> [Problem to work on]: Write down the whole listing below again without changing a word.
╭─ Information provided
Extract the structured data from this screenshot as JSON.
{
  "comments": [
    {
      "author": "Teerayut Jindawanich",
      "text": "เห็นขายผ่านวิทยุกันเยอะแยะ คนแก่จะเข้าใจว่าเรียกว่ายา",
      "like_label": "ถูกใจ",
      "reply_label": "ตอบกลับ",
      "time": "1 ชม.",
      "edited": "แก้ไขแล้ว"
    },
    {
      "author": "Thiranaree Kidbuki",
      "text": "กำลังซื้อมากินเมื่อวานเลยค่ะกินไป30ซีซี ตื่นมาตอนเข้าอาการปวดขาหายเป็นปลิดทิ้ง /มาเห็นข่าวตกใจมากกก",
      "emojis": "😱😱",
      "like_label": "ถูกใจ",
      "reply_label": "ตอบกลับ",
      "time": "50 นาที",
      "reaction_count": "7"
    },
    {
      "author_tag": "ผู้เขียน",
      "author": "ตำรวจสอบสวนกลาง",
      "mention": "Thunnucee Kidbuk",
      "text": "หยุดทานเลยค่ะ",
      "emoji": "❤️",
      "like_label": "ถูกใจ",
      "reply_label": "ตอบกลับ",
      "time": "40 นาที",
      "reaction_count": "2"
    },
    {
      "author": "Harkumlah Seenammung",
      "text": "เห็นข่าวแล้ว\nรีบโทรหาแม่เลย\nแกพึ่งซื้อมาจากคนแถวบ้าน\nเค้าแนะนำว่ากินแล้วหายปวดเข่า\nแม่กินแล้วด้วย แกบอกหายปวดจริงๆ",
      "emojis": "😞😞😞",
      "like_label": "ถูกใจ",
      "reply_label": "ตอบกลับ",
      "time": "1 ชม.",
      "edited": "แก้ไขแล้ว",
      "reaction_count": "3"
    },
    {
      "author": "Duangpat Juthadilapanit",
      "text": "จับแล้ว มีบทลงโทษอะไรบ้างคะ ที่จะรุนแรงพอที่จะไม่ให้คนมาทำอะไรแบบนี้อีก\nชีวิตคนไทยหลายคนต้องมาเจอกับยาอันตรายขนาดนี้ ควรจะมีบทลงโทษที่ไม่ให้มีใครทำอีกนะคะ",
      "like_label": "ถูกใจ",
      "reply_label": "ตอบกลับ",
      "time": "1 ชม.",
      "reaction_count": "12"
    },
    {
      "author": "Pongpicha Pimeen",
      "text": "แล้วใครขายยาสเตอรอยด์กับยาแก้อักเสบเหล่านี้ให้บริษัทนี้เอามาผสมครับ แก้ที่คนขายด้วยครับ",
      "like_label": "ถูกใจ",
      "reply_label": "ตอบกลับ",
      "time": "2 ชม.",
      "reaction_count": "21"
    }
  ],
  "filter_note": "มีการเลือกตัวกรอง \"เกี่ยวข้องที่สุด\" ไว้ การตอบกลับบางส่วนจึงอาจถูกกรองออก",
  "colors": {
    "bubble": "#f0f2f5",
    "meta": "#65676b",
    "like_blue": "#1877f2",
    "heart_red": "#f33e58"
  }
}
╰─
> [Finished exercise]:
Extract the structured data from this screenshot as JSON.
{
  "comments": [
    {
      "author": "Teerayut Jindawanich",
      "text": "เห็นขายผ่านวิทยุกันเยอะแยะ คนแก่จะเข้าใจว่าเรียกว่ายา",
      "like_label": "ถูกใจ",
      "reply_label": "ตอบกลับ",
      "time": "1 ชม.",
      "edited": "แก้ไขแล้ว"
    },
    {
      "author": "Thiranaree Kidbuki",
      "text": "กำลังซื้อมากินเมื่อวานเลยค่ะกินไป30ซีซี ตื่นมาตอนเข้าอาการปวดขาหายเป็นปลิดทิ้ง /มาเห็นข่าวตกใจมากกก",
      "emojis": "😱😱",
      "like_label": "ถูกใจ",
      "reply_label": "ตอบกลับ",
      "time": "50 นาที",
      "reaction_count": "7"
    },
    {
      "author_tag": "ผู้เขียน",
      "author": "ตำรวจสอบสวนกลาง",
      "mention": "Thunnucee Kidbuk",
      "text": "หยุดทานเลยค่ะ",
      "emoji": "❤️",
      "like_label": "ถูกใจ",
      "reply_label": "ตอบกลับ",
      "time": "40 นาที",
      "reaction_count": "2"
    },
    {
      "author": "Harkumlah Seenammung",
      "text": "เห็นข่าวแล้ว\nรีบโทรหาแม่เลย\nแกพึ่งซื้อมาจากคนแถวบ้าน\nเค้าแนะนำว่ากินแล้วหายปวดเข่า\nแม่กินแล้วด้วย แกบอกหายปวดจริงๆ",
      "emojis": "😞😞😞",
      "like_label": "ถูกใจ",
      "reply_label": "ตอบกลับ",
      "time": "1 ชม.",
      "edited": "แก้ไขแล้ว",
      "reaction_count": "3"
    },
    {
      "author": "Duangpat Juthadilapanit",
      "text": "จับแล้ว มีบทลงโทษอะไรบ้างคะ ที่จะรุนแรงพอที่จะไม่ให้คนมาทำอะไรแบบนี้อีก\nชีวิตคนไทยหลายคนต้องมาเจอกับยาอันตรายขนาดนี้ ควรจะมีบทลงโทษที่ไม่ให้มีใครทำอีกนะคะ",
      "like_label": "ถูกใจ",
      "reply_label": "ตอบกลับ",
      "time": "1 ชม.",
      "reaction_count": "12"
    },
    {
      "author": "Pongpicha Pimeen",
      "text": "แล้วใครขายยาสเตอรอยด์กับยาแก้อักเสบเหล่านี้ให้บริษัทนี้เอามาผสมครับ แก้ที่คนขายด้วยครับ",
      "like_label": "ถูกใจ",
      "reply_label": "ตอบกลับ",
      "time": "2 ชม.",
      "reaction_count": "21"
    }
  ],
  "filter_note": "มีการเลือกตัวกรอง \"เกี่ยวข้องที่สุด\" ไว้ การตอบกลับบางส่วนจึงอาจถูกกรองออก",
  "colors": {
    "bubble": "#f0f2f5",
    "meta": "#65676b",
    "like_blue": "#1877f2",
    "heart_red": "#f33e58"
  }
}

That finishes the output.